In all other cases where you believe you would have upgraded or retained your Tier status had your flight not been affected by the industrial action, please contact your local Executive Club Service Centre who will review cases on an individual basis.

Continue reading “British Airways Pilot Strike 27 September 2019 Update”

The Atlantic Update – Wednesday 11 September 2019

A weekly bulletin on transatlantic travel, published every Wednesday at 06:00 BST.

London Air Travel » Page 2

Virgin Atlantic Airbus A350-1000 Upper Class Cabin
Virgin Atlantic Airbus A350-1000 Upper Class Cabin (Image Credit: Virgin Atlantic)

Hello and welcome to the The Atlantic Update providing a weekly bulletin on developments on transatlantic travel between Europe and North America. The Atlantic Update is published every Wednesday morning at 06:00 BST.

San Francisco Runway Works

One of San Francisco International Airport’s four runways, Runway 28L, is closed for works until 27 September 2019.

This has resulted in substantial delays at the airport. Some airlines including Air Canada, Delta and United have implemented flexible rebooking policies as a consequence.

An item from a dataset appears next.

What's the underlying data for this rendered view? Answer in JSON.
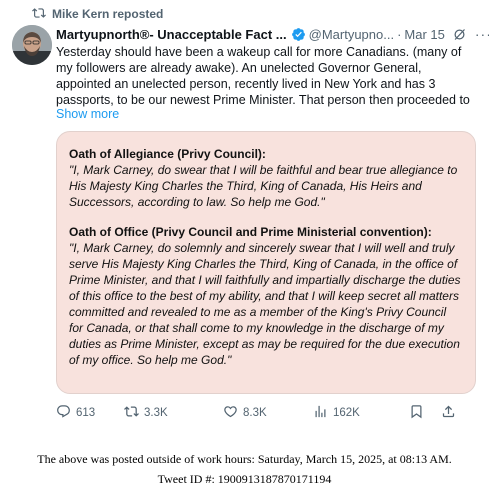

Canada Lounge & Route Developments

A number of developments have been announced in the Canadian market have been announced in the past week or so:

Air Canada has announced that it will operate its service from London Heathrow to Ottawa with the Boeing 787 Dreamliner from Sunday 29 March 2020. This will replace a Boeing 767 aircraft. (Air Canada)

Air Canada has also announced that it will suspend its summer seasonal route from Frankfurt to Ottawa from 24 October 2019. Lufthansa will operate this route five times weekly from 16 May 2020. (Lufthansa)

Air Canada is to also introduce a year-round service from Brussels to Toronto from May 2020. (Air Canada)

Air Canada has opened what it hails as an innovative lounge concept for premium domestic customers at Toronto Pearson International Airport.

The Air Canada Cafe is located at Gate D20 and offers seating for 120 passengers with complimentary hot beverages and soft drinks and breakfast foods and sandwiches and salads later in the day.

Also of note this week:

American Airlines bids adieu to its last McDonnell Douglas MD-80 aircraft. (American Airlines)

Miami-Dade County invites bids for a new transit link between Miami Beach and downtown Miami. (Miami Herald)

Why reports of “soiled cars” on the New York Subway are increasing. (The City)

Virgin Atlantic has started Airbus A350-1000 operations from London to New York JFK with the inaugural flight departing under flight number VS153 yesterday.

Continue reading “The Atlantic Update – Wednesday 11 September 2019”